Want to see how you could reduce your energy bills by making a few simple changes?
A DIY home energy audit can help uncover how you’re currently using energy in the home and find ways to start saving.
What uses energy in the home?
Before getting started with your home energy audit, it’s important to understand which parts of the home are the biggest energy users. You can start by focusing on these areas.
Let’s get started…
Completing the audit is easy. Read through the questions and follow the steps below to get started.
If you answer yes? You’re all good, move onto the next question!
If you answer no? Read our tip to try to reduce your energy usage.
Heating and cooling (40%)
When heating and cooling, do you check the temperature?
In winter the best heating range is between 18°C – 20°C and in summer try to set your aircon to between 25°C – 27°C. Every 1°C increase to heating and 1°C decrease to cooling can increase energy usage between 5% and 10%.
Does your home have insulation?
Installing insulation in your walls and ceiling could save up to 45% on your heating and cooling costs.
Have you sealed gaps around doors and windows that let draughts in?
Use draught excluders, door and window seals to prevent draughts and regulate temperature inside your home.
Important: When using a gas appliance, you have to ensure adequate ventilation to avoid creating a serious health hazard.

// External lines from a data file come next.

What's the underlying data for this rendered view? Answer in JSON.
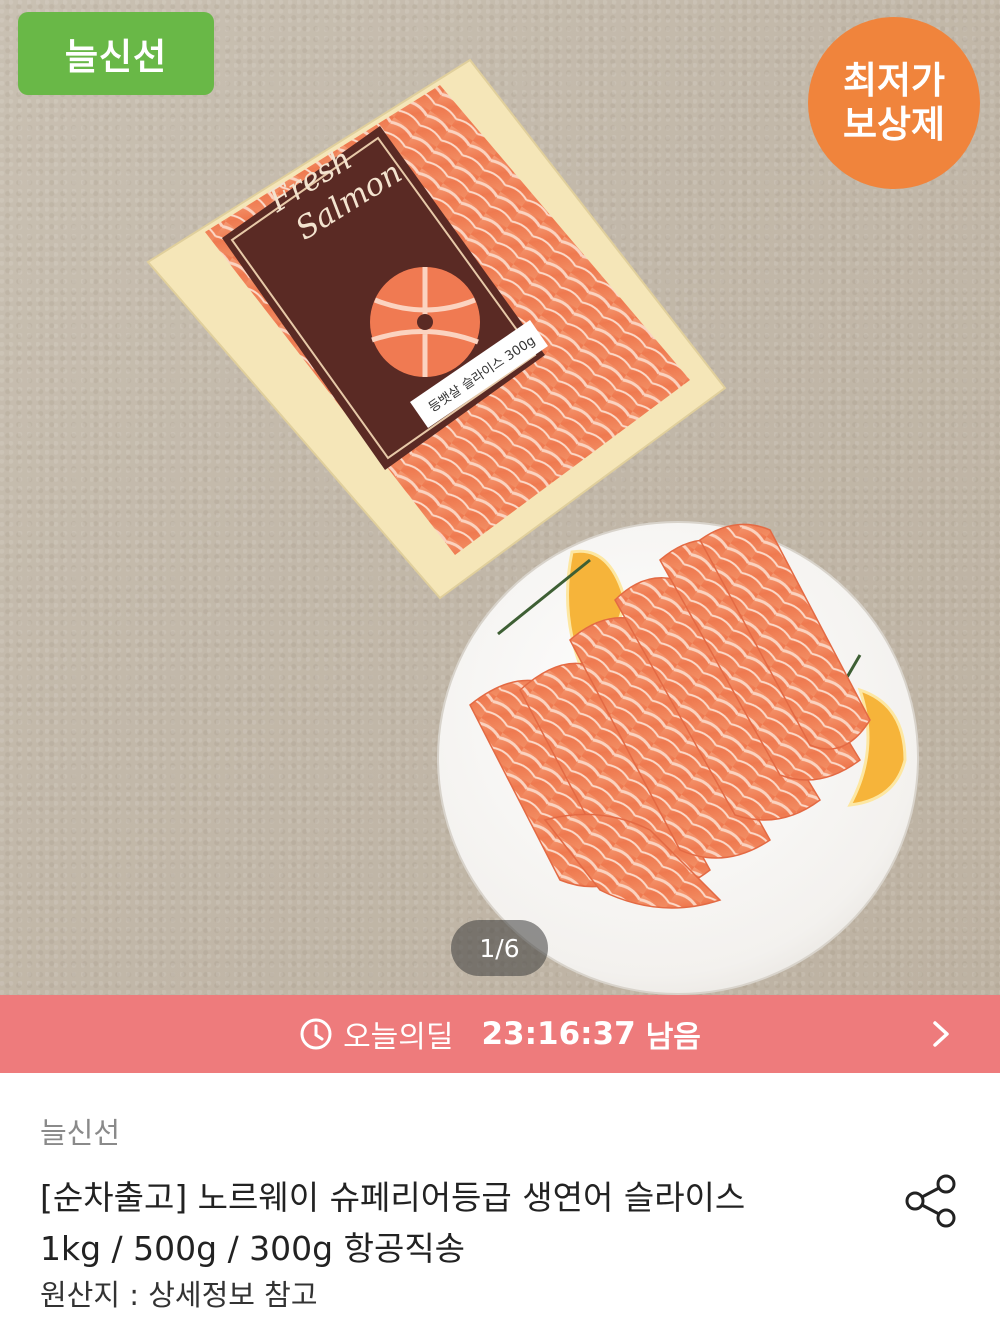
{
  "hero": {
    "brand_tag": "늘신선",
    "badge_line1": "최저가",
    "badge_line2": "보상제",
    "package_text_line1": "Fresh",
    "package_text_line2": "Salmon",
    "package_label": "등뱃살 슬라이스 300g",
    "page_indicator": "1/6"
  },
  "deal": {
    "label": "오늘의딜",
    "time": "23:16:37",
    "suffix": "남음"
  },
  "product": {
    "seller": "늘신선",
    "title_line1": "[순차출고] 노르웨이 슈페리어등급 생연어 슬라이스",
    "title_line2": "1kg / 500g / 300g 항공직송",
    "origin": "원산지 : 상세정보 참고"
  },
  "icons": {
    "clock": "clock-icon",
    "chevron": "chevron-right-icon",
    "share": "share-icon"
  },
  "colors": {
    "brand_green": "#69b847",
    "badge_orange": "#f0843c",
    "deal_pink": "#ee7b7c",
    "salmon": "#f07a52"
  }
}
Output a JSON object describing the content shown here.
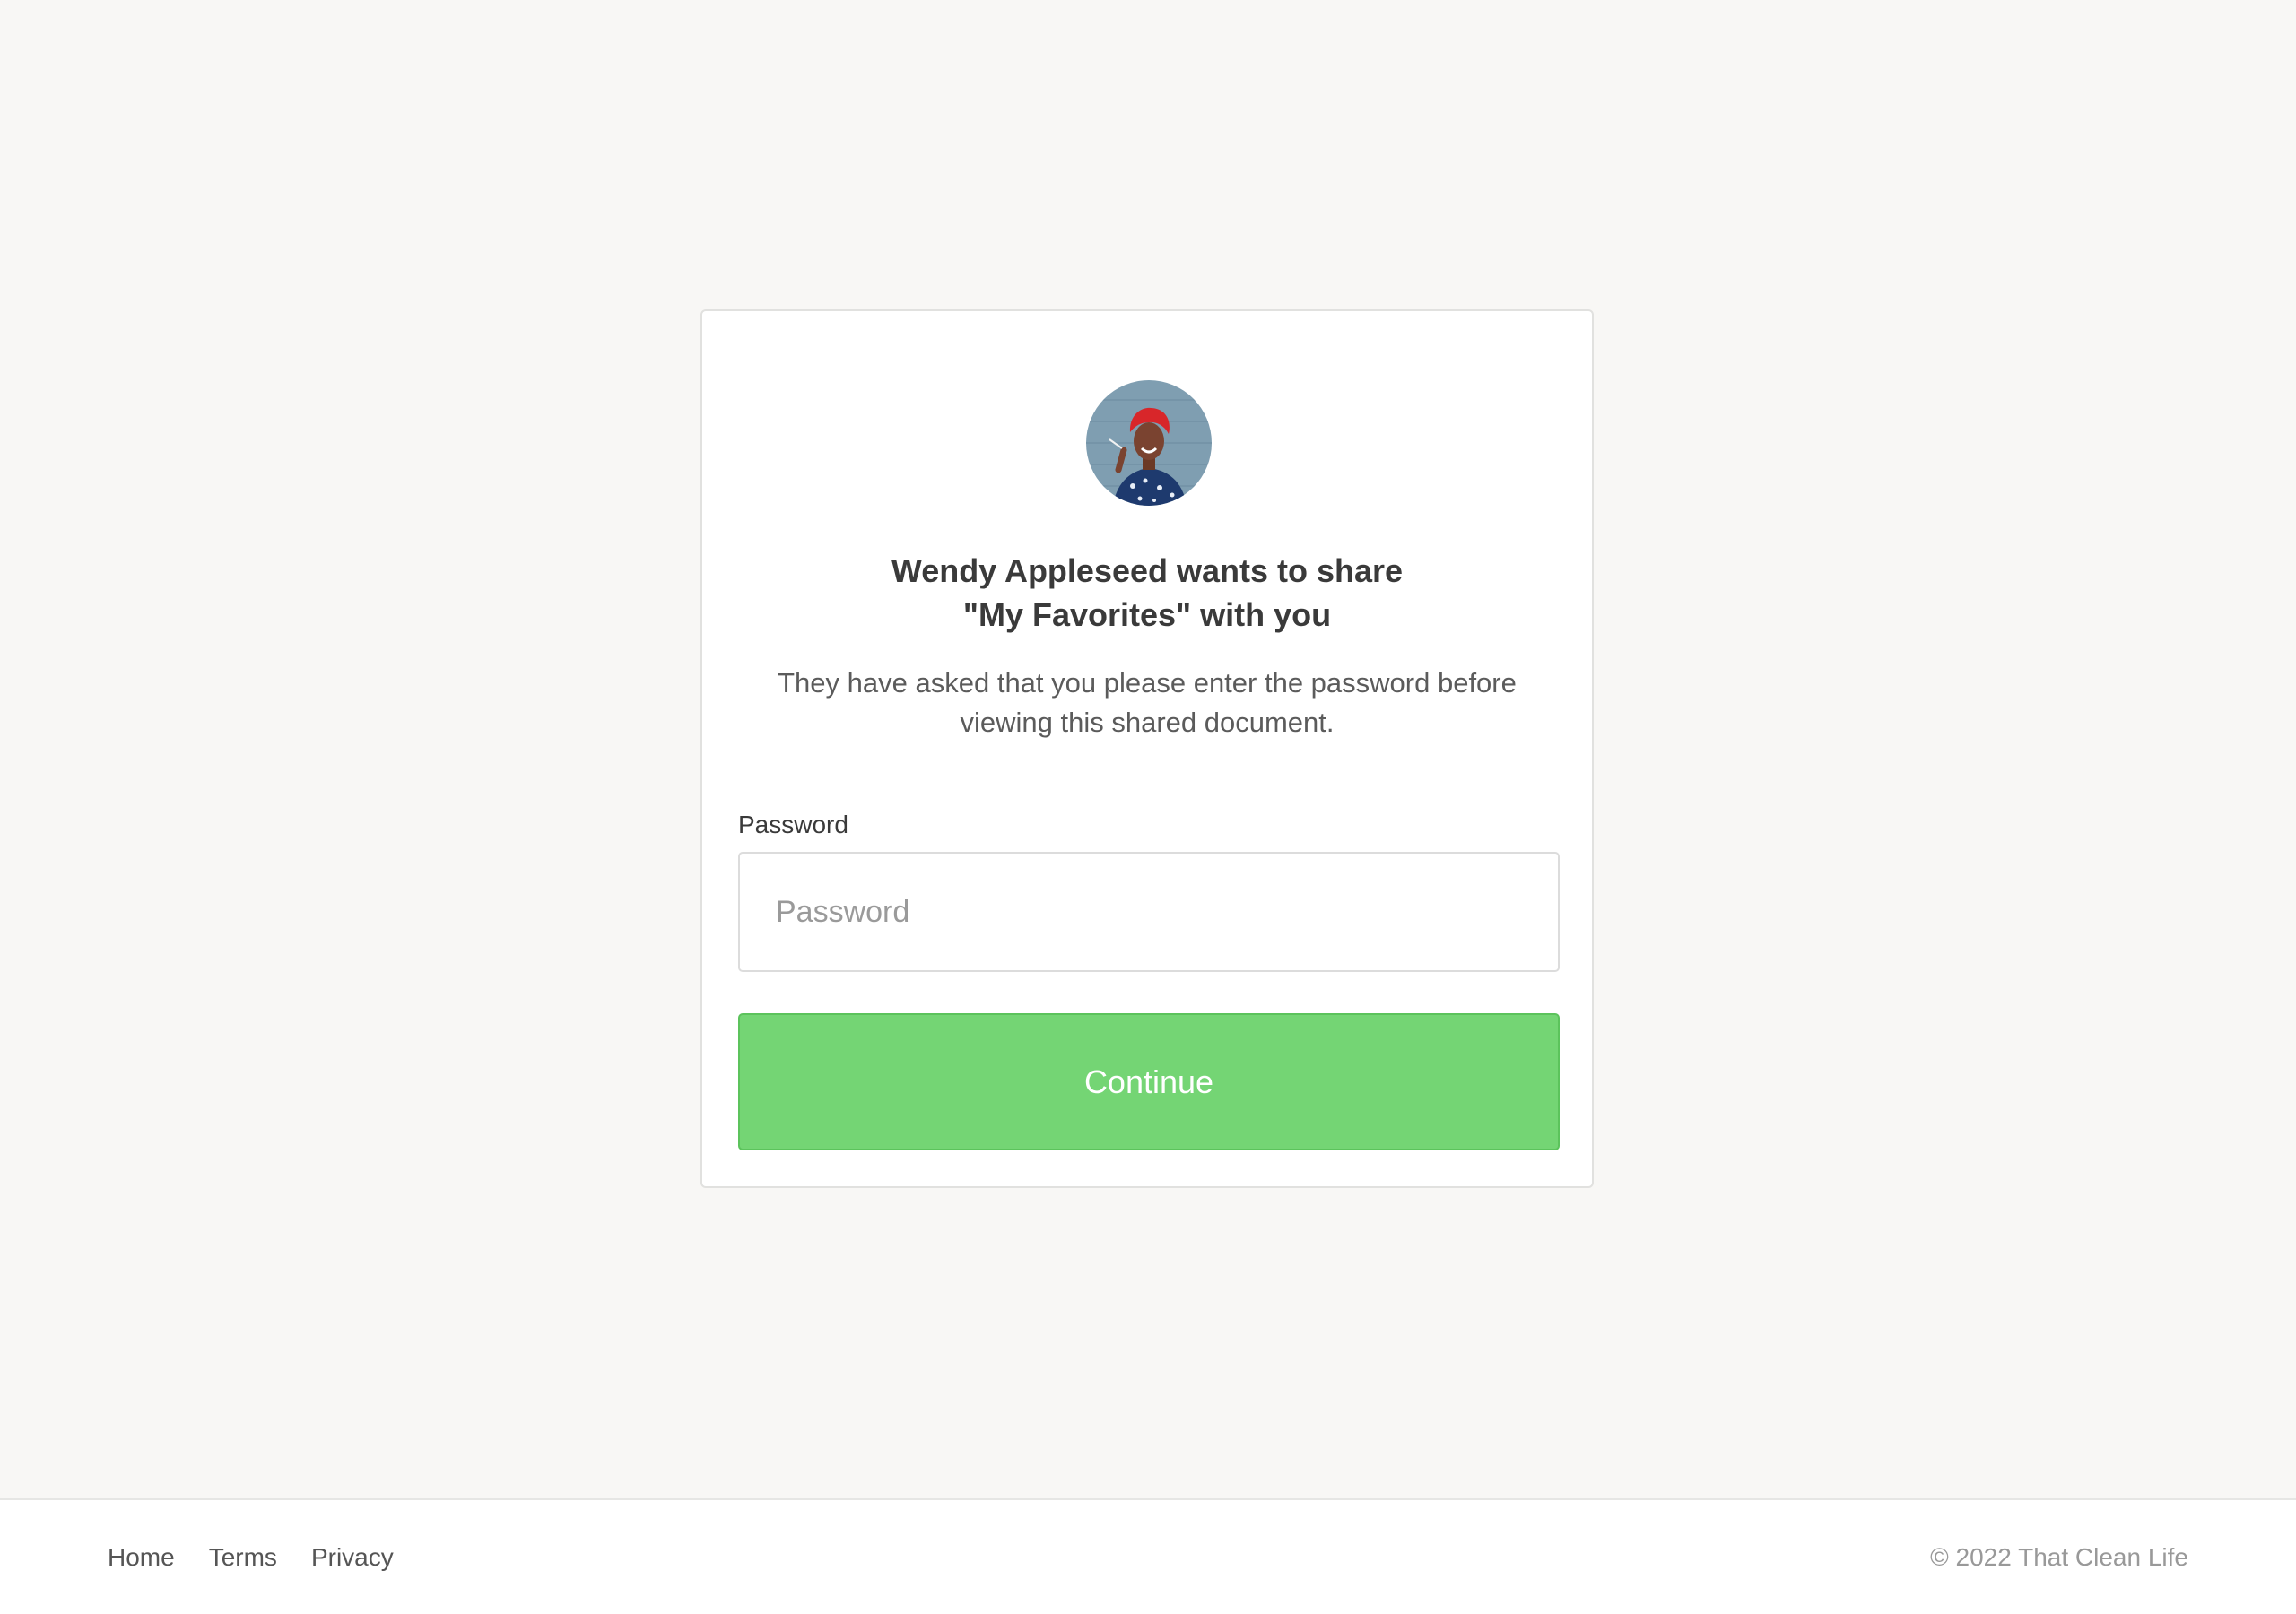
{
  "share_dialog": {
    "avatar": "person-photo",
    "title_line1": "Wendy Appleseed wants to share",
    "title_line2": "\"My Favorites\" with you",
    "subtitle_line1": "They have asked that you please enter the password before",
    "subtitle_line2": "viewing this shared document.",
    "password_label": "Password",
    "password_placeholder": "Password",
    "password_value": "",
    "continue_label": "Continue",
    "accent_color": "#74d574"
  },
  "footer": {
    "links": [
      {
        "label": "Home"
      },
      {
        "label": "Terms"
      },
      {
        "label": "Privacy"
      }
    ],
    "copyright": "© 2022 That Clean Life"
  }
}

Do you run your dishwasher and washing machine only when full?
Washing a full load means less washes in the long run, reducing the amount of energy and water being used.
Do you hang clothes out to dry?
Hang your washing out once a week instead of using the dryer, to save between $40 and $80 a year.
Do you turn appliances off at the switch?
The average stand-by power use is 81.8 watts per hour, which can add up to $250 per year to your energy bill.
Hot Water (21%)
Do you shower for less than four minutes?
Taking shorter showers will save water and reduce the energy needed to heat it. You could save between $60 and $650 a year by keeping your showers under four minutes.
Is your shower flow rate 9L per minute or less?
Change your showerhead to a 3-star rated one and save between $190 and $700 a year.
Do you have a solar, electric heat pump, or a five star energy rated gas water heater?
Choose an energy efficient water heater when your current water heater needs replacing. A solar hot water heater could supply up to 90% of your hot water needs.
Is your fridge temperature between 3°C and 5°C?
Make sure your fridge temperature is between 3°C and 5°C. Each degree cooler uses 5% more energy, while higher temperatures allow bacteria to grow.
Do you have energy efficient lights?
Fluorescent and LED lights are much more energy efficient than traditional incandescent or halogen lights. Think about replacing inefficient lights, especially when you have large groups of halogen downlights.
Do you use lids on pans when cooking?
Keep a lid on your pots when using the stove – you use up to 70% less energy this way.
Congratulations – you’ve completed your DIY home energy audit! Now that you’ve looked at a few easy ways to reduce your energy usage, it’s worth making sure you’re on the right plan for your needs to maximise savings.
TIP: It’s worth checking out how your energy usage stacks up against other households by using this benchmark tool from Energy Made Easy. If you’re energy usage is consistently higher than other households with the same amount of people in your area, this is an indication that you might need to take a closer look at your energy usage!
 A 5.5kg auto-sense type dryer, consuming 4.5kW per load, saving 1 load a week each year. You can find savings figures specific to your state, on our estimated yearly energy savings page
 Gas hot water, showering for 4 mins instead of 8 mins twice a day using an enegy efficient shower fitting (7 L/min flow) over 90-per day summer quarter (Nov-Jan). You can find savings figures specific to your state, on our estimated yearly energy savings page
 Gas hot water with annual savings in a medium-sized household (4 people using 90 MJ/day). You can find savings figures specific to your state, on our estimated yearly energy savings page